    • has a medical diagnosis been confirmed?  If not, are the worker’s symptoms clinically compatible with the symptoms produced by COVID-19?  Is this supported by an assessment from a registered health professional?

Finally, the document also states there is no coverage for workers who are symptom-free, even when quarantined or sent home on a precautionary basis. However, symptom-free workers who develop symptoms or illness while in quarantine may be eligible for WSIB benefits.

 

Employer Health Tax Exemption

The Ontario Government also announced a five-month relief period for Ontario businesses who are unable to file or remit certain provincial taxes on time due to the extraordinary circumstances caused by the COVID-19 pandemic.  

This five-month relief period will begin April 1, 2020 and will end on August 31, 2020.  

The most significant change for employers is the temporary increase to the Employer Health Tax (EHT) exemption.  The EHT is a payroll tax on the remuneration paid to employees and to former employees.  The exemption will be increased from $490,000 to $1 million for 2020.  Therefore, businesses that pay less than $1 million in payroll for 2020 will be exempted from the EHT tax.  

 

Other Tax Deferrals

In addition to the EHT exemption, the Ontario Government will also allow the five-month interest and penalty-free period to apply to many other provincially administered taxes.

From April 1, 2020, to August 31, 2020, the Province will not apply any penalty or interest on any late-filed returns or incomplete or late tax payments under the following provincially administered taxes:

  • Employer Health Tax (as discussed above);
  • Tobacco Tax;
  • Fuel Tax;
  • Gas Tax;
  • Beer, Wine & Spirits Tax;
  • Mining Tax;
  • Insurance Premium Tax;
  • International Fuel Tax Agreement;
  • Retail Sales Tax on Insurance Contracts and Benefit Plans; and, 
  • Race Tracks Tax.

The relief from these taxes for the five-month interest and penalty-fee period is automatic.  Businesses who are unable to file their returns or remittances during the relief period do not need to contact the Ministry of Finance.  

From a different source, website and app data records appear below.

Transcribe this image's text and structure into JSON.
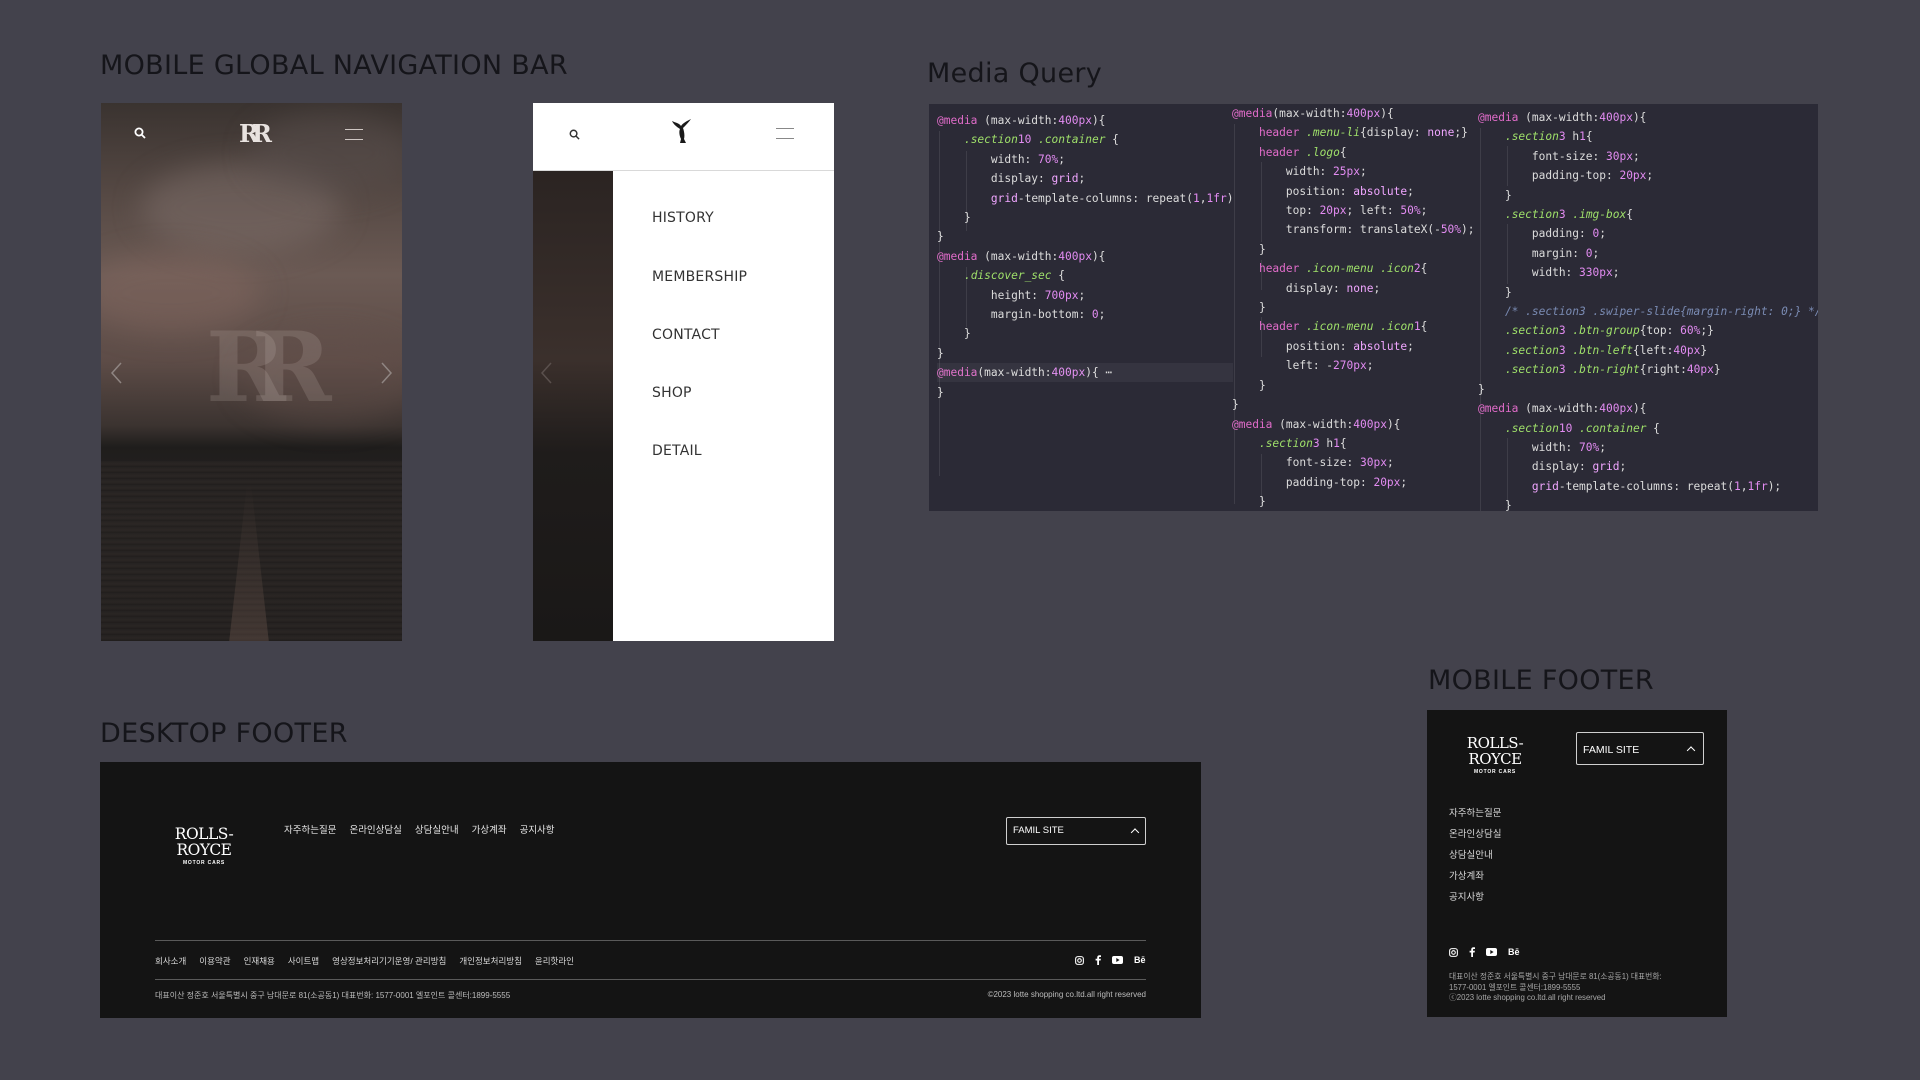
{
  "sections": {
    "mobile_nav": "MOBILE GLOBAL NAVIGATION BAR",
    "media_query": "Media Query",
    "desktop_footer": "DESKTOP FOOTER",
    "mobile_footer": "MOBILE FOOTER"
  },
  "mobile_nav": {
    "logo_text": "RR",
    "menu_items": [
      "HISTORY",
      "MEMBERSHIP",
      "CONTACT",
      "SHOP",
      "DETAIL"
    ]
  },
  "code": {
    "col1": [
      "@media (max-width:400px){",
      "    .section10 .container {",
      "        width: 70%;",
      "        display: grid;",
      "        grid-template-columns: repeat(1,1fr);",
      "    }",
      "}",
      "@media (max-width:400px){",
      "    .discover_sec {",
      "        height: 700px;",
      "        margin-bottom: 0;",
      "    }",
      "}",
      "@media(max-width:400px){ ⋯",
      "}"
    ],
    "col2": [
      "@media(max-width:400px){",
      "    header .menu-li{display: none;}",
      "    header .logo{",
      "        width: 25px;",
      "        position: absolute;",
      "        top: 20px; left: 50%;",
      "        transform: translateX(-50%);",
      "    }",
      "    header .icon-menu .icon2{",
      "        display: none;",
      "    }",
      "    header .icon-menu .icon1{",
      "        position: absolute;",
      "        left: -270px;",
      "    }",
      "}",
      "@media (max-width:400px){",
      "    .section3 h1{",
      "        font-size: 30px;",
      "        padding-top: 20px;",
      "    }"
    ],
    "col3": [
      "@media (max-width:400px){",
      "    .section3 h1{",
      "        font-size: 30px;",
      "        padding-top: 20px;",
      "    }",
      "    .section3 .img-box{",
      "        padding: 0;",
      "        margin: 0;",
      "        width: 330px;",
      "    }",
      "    /* .section3 .swiper-slide{margin-right: 0;} */",
      "    .section3 .btn-group{top: 60%;}",
      "    .section3 .btn-left{left:40px}",
      "    .section3 .btn-right{right:40px}",
      "}",
      "@media (max-width:400px){",
      "    .section10 .container {",
      "        width: 70%;",
      "        display: grid;",
      "        grid-template-columns: repeat(1,1fr);",
      "    }"
    ]
  },
  "desktop_footer": {
    "brand_line1": "ROLLS-ROYCE",
    "brand_line2": "MOTOR CARS",
    "links": [
      "자주하는질문",
      "온라인상담실",
      "상담실안내",
      "가상계좌",
      "공지사항"
    ],
    "family_site": "FAMIL SITE",
    "bottom_links": [
      "회사소개",
      "이용약관",
      "인재채용",
      "사이트맵",
      "영상정보처리기기운영/ 관리방침",
      "개인정보처리방침",
      "윤리핫라인"
    ],
    "address": "대표이산 정준호 서울특별시 중구 남대문로 81(소공동1) 대표번화: 1577-0001 엘포인트 콜센터:1899-5555",
    "copyright": "©2023 lotte shopping co.ltd.all right reserved",
    "behance": "Bē"
  },
  "mobile_footer": {
    "brand_line1": "ROLLS-ROYCE",
    "brand_line2": "MOTOR CARS",
    "family_site": "FAMIL SITE",
    "links": [
      "자주하는질문",
      "온라인상담실",
      "상담실안내",
      "가상계좌",
      "공지사항"
    ],
    "address_line1": "대표이산 정준호 서울특별시 중구 남대문로 81(소공동1) 대표번화:",
    "address_line2": "1577-0001 엘포인트 콜센터:1899-5555",
    "copyright": "ⓒ2023 lotte shopping co.ltd.all right reserved",
    "behance": "Bē"
  },
  "colors": {
    "canvas": "#43424c",
    "footer_bg": "#141414",
    "code_bg": "#2b2a36"
  }
}
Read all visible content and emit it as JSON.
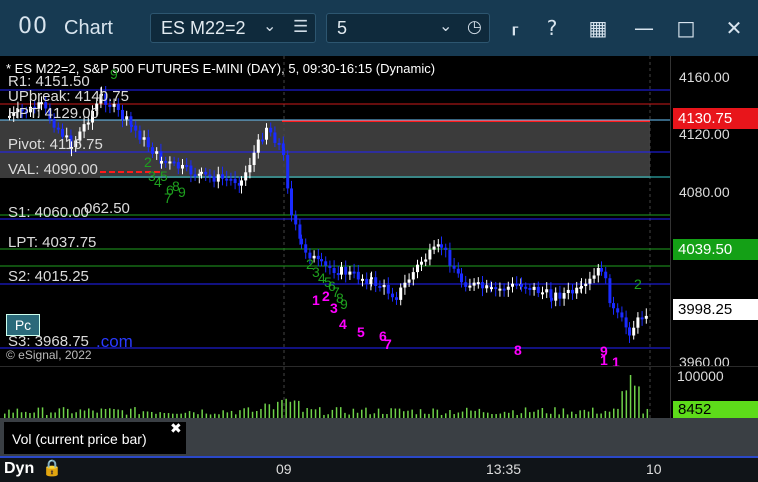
{
  "window": {
    "title": "Chart",
    "title_icon": "grid-icon"
  },
  "toolbar": {
    "symbol": "ES M22=2",
    "interval": "5",
    "help": "?"
  },
  "chart": {
    "header": "* ES M22=2, S&P 500 FUTURES E-MINI (DAY), 5, 09:30-16:15 (Dynamic)",
    "copyright": "© eSignal, 2022",
    "pc_label": "Pc",
    "com_label": ".com",
    "level_labels": {
      "r1": "R1: 4151.50",
      "upbreak": "UPbreak: 4140.75",
      "hpt": "HPT: 4129.00",
      "pivot": "Pivot: 4116.75",
      "val": "VAL: 4090.00",
      "s1": "S1: 4060.00",
      "extra": "062.50",
      "lpt": "LPT: 4037.75",
      "s2": "S2: 4015.25",
      "s3": "S3: 3968.75"
    },
    "price_ticks": [
      "4160.00",
      "4120.00",
      "4080.00",
      "3960.00"
    ],
    "price_badges": {
      "red": "4130.75",
      "green": "4039.50",
      "last": "3998.25"
    },
    "magenta_counts": [
      "1",
      "2",
      "3",
      "4",
      "5",
      "6",
      "7",
      "8",
      "9",
      "1",
      "1"
    ],
    "green_counts": [
      "9",
      "2",
      "3",
      "4",
      "5",
      "6",
      "7",
      "8",
      "9",
      "2",
      "3",
      "4",
      "5",
      "6",
      "7",
      "8",
      "9",
      "2"
    ],
    "colors": {
      "accent_red": "#ff1a1a",
      "accent_green": "#1fa01f",
      "candle_up": "#ffffff",
      "candle_down": "#1a2bff",
      "magenta": "#ff00ff"
    }
  },
  "volume": {
    "ticks": [
      "100000"
    ],
    "badge": "8452",
    "study_label": "Vol (current price bar)",
    "close": "✖"
  },
  "time_axis": {
    "dyn": "Dyn",
    "labels": [
      "09",
      "13:35",
      "10"
    ]
  }
}
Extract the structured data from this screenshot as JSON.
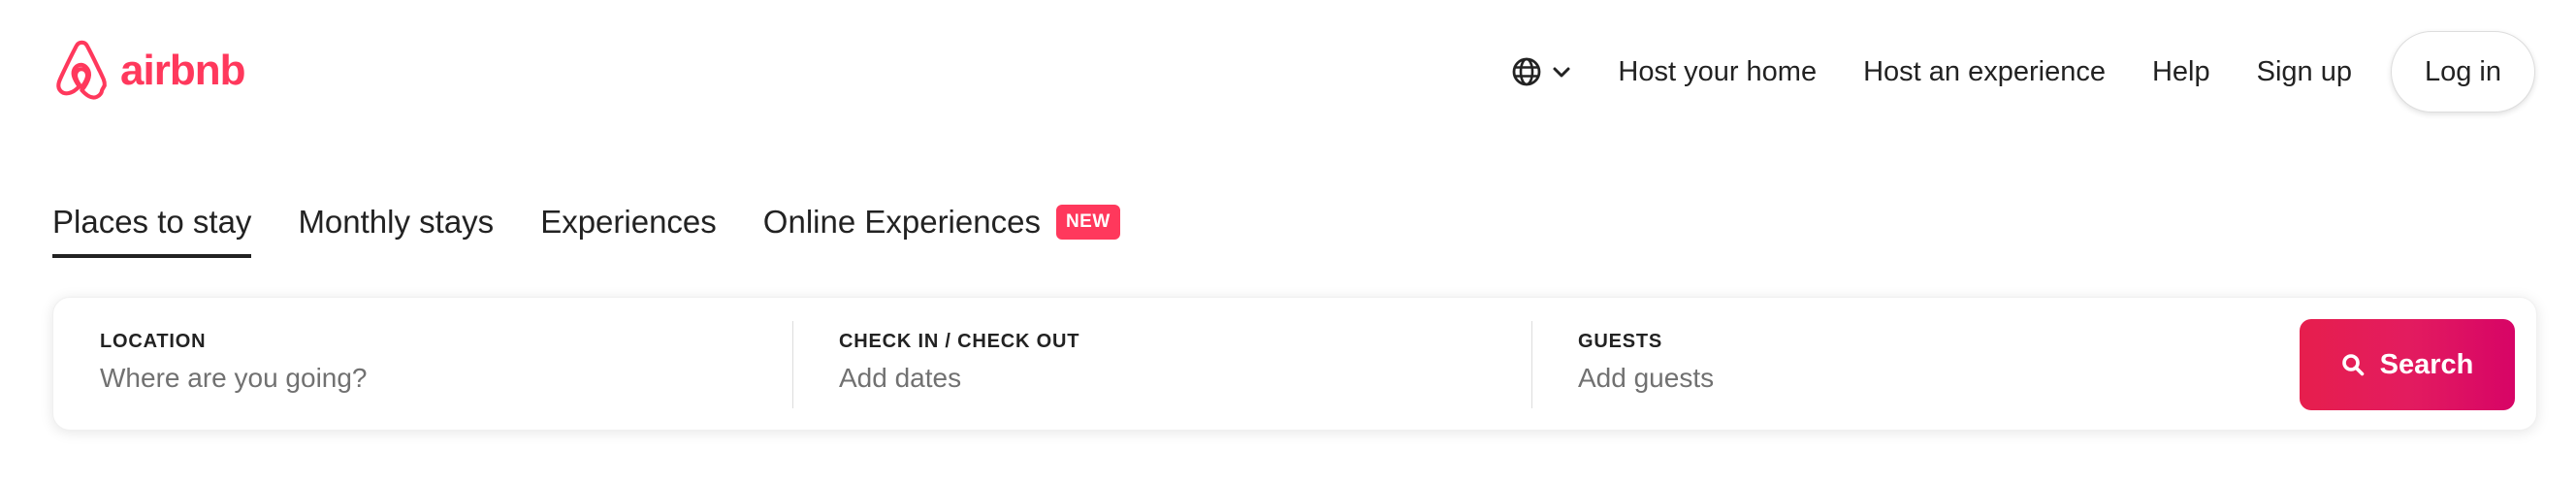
{
  "brand": {
    "name": "airbnb",
    "color": "#ff385c",
    "logo_icon": "airbnb-belo-icon"
  },
  "header": {
    "language_icon": "globe-icon",
    "dropdown_icon": "chevron-down-icon",
    "links": [
      {
        "label": "Host your home"
      },
      {
        "label": "Host an experience"
      },
      {
        "label": "Help"
      },
      {
        "label": "Sign up"
      }
    ],
    "login_label": "Log in"
  },
  "tabs": [
    {
      "label": "Places to stay",
      "active": true
    },
    {
      "label": "Monthly stays",
      "active": false
    },
    {
      "label": "Experiences",
      "active": false
    },
    {
      "label": "Online Experiences",
      "active": false,
      "badge": "NEW"
    }
  ],
  "search": {
    "location": {
      "label": "LOCATION",
      "placeholder": "Where are you going?",
      "value": ""
    },
    "dates": {
      "label": "CHECK IN / CHECK OUT",
      "placeholder": "Add dates",
      "value": ""
    },
    "guests": {
      "label": "GUESTS",
      "placeholder": "Add guests",
      "value": ""
    },
    "button_label": "Search",
    "button_icon": "search-icon",
    "button_color": "#e31c5f"
  }
}
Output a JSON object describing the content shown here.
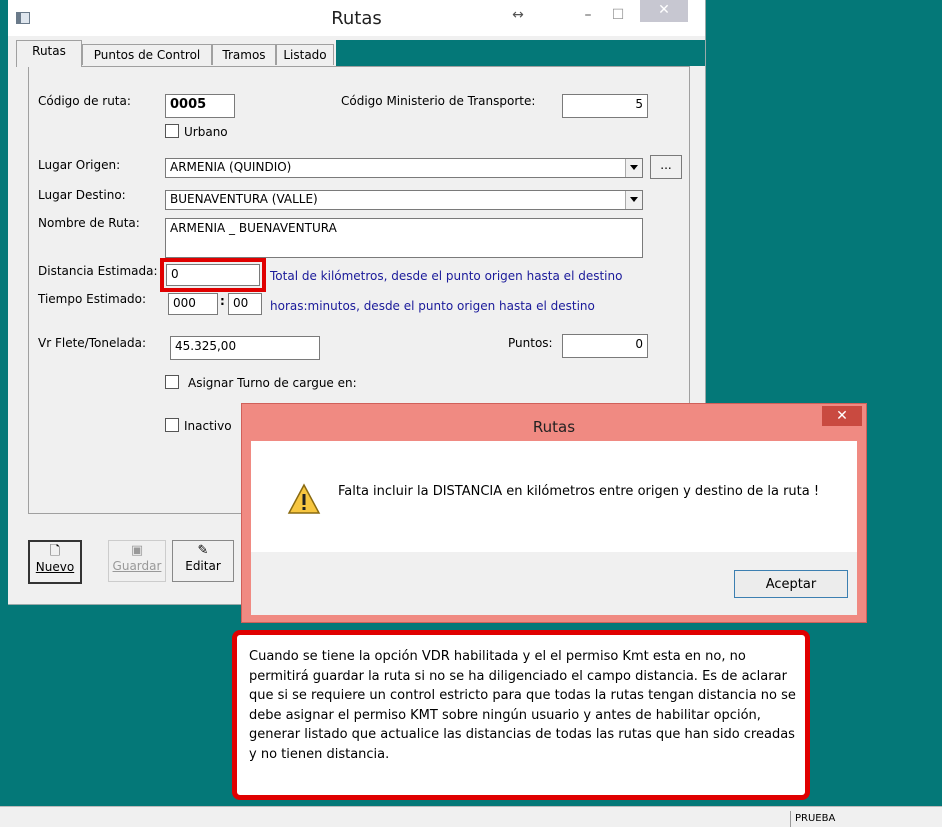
{
  "window": {
    "title": "Rutas",
    "resize_glyph": "↔",
    "minimize_glyph": "–",
    "maximize_glyph": "☐",
    "close_glyph": "✕"
  },
  "tabs": [
    {
      "label": "Rutas",
      "active": true
    },
    {
      "label": "Puntos de Control",
      "active": false
    },
    {
      "label": "Tramos",
      "active": false
    },
    {
      "label": "Listado",
      "active": false
    }
  ],
  "form": {
    "codigo_ruta_label": "Código de ruta:",
    "codigo_ruta_value": "0005",
    "urbano_label": "Urbano",
    "codigo_ministerio_label": "Código Ministerio de Transporte:",
    "codigo_ministerio_value": "5",
    "lugar_origen_label": "Lugar Origen:",
    "lugar_origen_value": "ARMENIA  (QUINDIO)",
    "browse_label": "...",
    "lugar_destino_label": "Lugar Destino:",
    "lugar_destino_value": "BUENAVENTURA  (VALLE)",
    "nombre_ruta_label": "Nombre de Ruta:",
    "nombre_ruta_value": "ARMENIA _ BUENAVENTURA",
    "distancia_label": "Distancia Estimada:",
    "distancia_value": "0",
    "distancia_hint": "Total de kilómetros, desde el punto origen hasta el destino",
    "tiempo_label": "Tiempo Estimado:",
    "tiempo_horas": "000",
    "tiempo_minutos": "00",
    "tiempo_hint": "horas:minutos, desde el punto origen hasta el destino",
    "flete_label": "Vr Flete/Tonelada:",
    "flete_value": "45.325,00",
    "puntos_label": "Puntos:",
    "puntos_value": "0",
    "asignar_turno_label": "Asignar Turno de cargue en:",
    "inactivo_label": "Inactivo"
  },
  "toolbar": {
    "nuevo_label": "Nuevo",
    "guardar_label": "Guardar",
    "editar_label": "Editar"
  },
  "dialog": {
    "title": "Rutas",
    "close_glyph": "✕",
    "message": "Falta incluir la DISTANCIA en kilómetros entre origen y destino de la ruta !",
    "ok_label": "Aceptar"
  },
  "callout": {
    "text": "Cuando se tiene la opción VDR habilitada y el el permiso Kmt esta en no, no permitirá guardar la ruta si no se ha diligenciado el campo distancia. Es de aclarar que si se requiere un control estricto para que todas la rutas tengan distancia no se debe asignar el permiso KMT sobre ningún usuario y antes de habilitar opción, generar listado que actualice las distancias de todas las rutas que han sido creadas y no tienen distancia."
  },
  "status": {
    "pane_text": "PRUEBA"
  },
  "colors": {
    "desktop": "#047878",
    "dialog_frame": "#f08a82",
    "highlight_red": "#e00000",
    "hint_blue": "#1a1a9a"
  }
}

For more information on the Ontario Government’s tax deferrals, please visit their website (accessible here).  

 

Our firm will continue to provide you with updates as the Federal and Ontario Governments’ responses to the COVID-19 pandemic evolves.